Quantitative measurement of dynamic responses of unstained living cells is of great importance in many applications ranging from investigation of fundamental cellular functions to drug discoveries. Conventional optical methods for label-free cell-based assay examine cellular structural changes proximal to sensor surfaces under external stimuli, but require dedicated nanostructure-patterned substrates for operation. Here, we present a quantitative imaging method, spectral-domain optical coherence phase microscopy (SD-OCPM), as a viable optical platform for label-free cell-based assay. The instrument is based on a low-coherence interferometric microscope that enables quantitative depth-resolved phase measurement of a transparent specimen with high phase stability. We demonstrate SD-OCPM measurement of dynamic responses of human breast cancer cells (MCF-7) to 2-picolinic acid (PA) and histamine.
Journal of Biomedical Optics. Mar, 2015 | Pubmed ID: 25813913
We present an implementation of spectrally encoded slit confocal microscopy. The method employs a rapid wavelength-swept laser as the light source and illuminates a specimen with a line focus that scans through the specimen as the wavelength sweeps. The reflected light from the specimen is imaged with a stationary line scan camera, in which the finite pixel height serves as a slit aperture. This scanner-free operation enables a simple and cost-effective implementation in a small form factor, while allowing for the three-dimensional imaging of biological samples.
Optics Express. Mar, 2015 | Pubmed ID: 25836810
We describe a three-dimensional microscopy technique based on spectral and frequency encoding. The method employs a wavelength-swept laser to illuminate a specimen with a spectrally-dispersed line focus that sweeps over the specimen in time. The spatial information along each spectral line is further mapped into different modulation frequencies. Spectrally-resolved detection and subsequent Fourier analysis of the back-scattered light from the specimen therefore enable high-speed, scanner-free imaging of the specimen with a single-element photodetector. High-contrast, three-dimensional imaging capability of this method is demonstrated by presenting images of various materials and biological specimens.
Capillary-scale Direct Measurement of Hemoglobin Concentration of Erythrocytes Using Photothermal Angular Light Scattering

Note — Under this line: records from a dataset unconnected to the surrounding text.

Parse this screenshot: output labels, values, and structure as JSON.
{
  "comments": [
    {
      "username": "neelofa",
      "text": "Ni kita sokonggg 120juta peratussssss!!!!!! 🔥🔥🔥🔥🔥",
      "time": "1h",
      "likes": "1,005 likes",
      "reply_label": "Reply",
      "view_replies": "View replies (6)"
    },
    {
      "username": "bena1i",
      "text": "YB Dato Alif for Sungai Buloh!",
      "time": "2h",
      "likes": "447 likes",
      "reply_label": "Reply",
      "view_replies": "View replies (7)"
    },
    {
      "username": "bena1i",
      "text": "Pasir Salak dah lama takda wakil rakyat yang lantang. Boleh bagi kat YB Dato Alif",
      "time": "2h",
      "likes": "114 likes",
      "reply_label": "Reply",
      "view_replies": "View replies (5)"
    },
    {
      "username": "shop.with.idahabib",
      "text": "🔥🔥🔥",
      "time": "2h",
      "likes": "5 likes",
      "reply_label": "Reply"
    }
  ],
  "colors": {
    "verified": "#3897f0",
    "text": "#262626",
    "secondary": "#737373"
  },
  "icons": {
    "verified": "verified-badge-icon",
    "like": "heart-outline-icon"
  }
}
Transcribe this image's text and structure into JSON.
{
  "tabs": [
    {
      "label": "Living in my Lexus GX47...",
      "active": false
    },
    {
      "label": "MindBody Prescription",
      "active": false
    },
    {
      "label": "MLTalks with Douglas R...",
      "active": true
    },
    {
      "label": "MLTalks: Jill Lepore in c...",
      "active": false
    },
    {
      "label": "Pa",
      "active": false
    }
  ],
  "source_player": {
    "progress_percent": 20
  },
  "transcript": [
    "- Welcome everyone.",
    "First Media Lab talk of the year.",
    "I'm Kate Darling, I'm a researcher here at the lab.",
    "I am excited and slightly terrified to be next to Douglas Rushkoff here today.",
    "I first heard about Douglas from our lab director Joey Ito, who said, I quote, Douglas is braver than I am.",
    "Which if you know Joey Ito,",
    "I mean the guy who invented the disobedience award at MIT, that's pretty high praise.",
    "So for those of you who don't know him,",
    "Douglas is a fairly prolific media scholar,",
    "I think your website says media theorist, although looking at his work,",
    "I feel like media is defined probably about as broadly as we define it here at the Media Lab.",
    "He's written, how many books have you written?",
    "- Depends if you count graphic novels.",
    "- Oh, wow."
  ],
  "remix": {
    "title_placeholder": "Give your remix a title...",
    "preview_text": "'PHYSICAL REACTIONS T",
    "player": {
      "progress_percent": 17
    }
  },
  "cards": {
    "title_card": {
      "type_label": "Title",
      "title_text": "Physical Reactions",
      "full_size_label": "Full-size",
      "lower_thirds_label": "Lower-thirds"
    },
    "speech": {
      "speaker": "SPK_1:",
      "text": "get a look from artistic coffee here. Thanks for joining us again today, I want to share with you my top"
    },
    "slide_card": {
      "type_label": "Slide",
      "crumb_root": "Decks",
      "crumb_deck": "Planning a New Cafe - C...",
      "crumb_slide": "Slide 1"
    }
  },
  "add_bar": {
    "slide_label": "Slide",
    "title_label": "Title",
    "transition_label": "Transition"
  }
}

Biosensors & Bioelectronics. Dec, 2015 | Pubmed ID: 26176206
We present a direct, rapid and chemical-free detection method for hemoglobin concentration ([Hb]), based on photothermal angular light scattering. The iron oxides contained in hemoglobin molecules exhibit high absorption of 532-nm light and generate heat under the illumination of 532-nm light, which subsequently alters the refractive index of blood. We measured this photothermal change in refractive index by employing angular light scattering spectroscopy with the goal of quantifying [Hb] in blood samples. Highly sensitive [Hb] measurement of blood samples was performed by monitoring the shifts in angularly dispersed scattering patterns from the blood-loaded microcapillary tubes. Our system measured [Hb] over the range of 0.35-17.9 g/dL with a detection limit of ~0.12 g/dL. Our sensor was characterized by excellent correlation with a reference hematology analyzer (r>0.96), and yielded a precision of 0.63 g/dL for a blood sample of 9.0 g/dL.
Biomedical Optics Express. Dec, 2015 | Pubmed ID: 26713205
We present a multi-contrast microscope based on color-coded illumination and computation. A programmable three-color light-emitting diode (LED) array illuminates a specimen, in which each color corresponds to a different illumination angle. A single color image sensor records light transmitted through the specimen, and images at each color channel are then separated and utilized to obtain bright-field, dark-field, and differential phase contrast (DPC) images simultaneously. Quantitative phase imaging is also achieved based on DPC images acquired with two different LED illumination patterns. The multi-contrast and quantitative phase imaging capabilities of our method are demonstrated by presenting images of various transparent biological samples.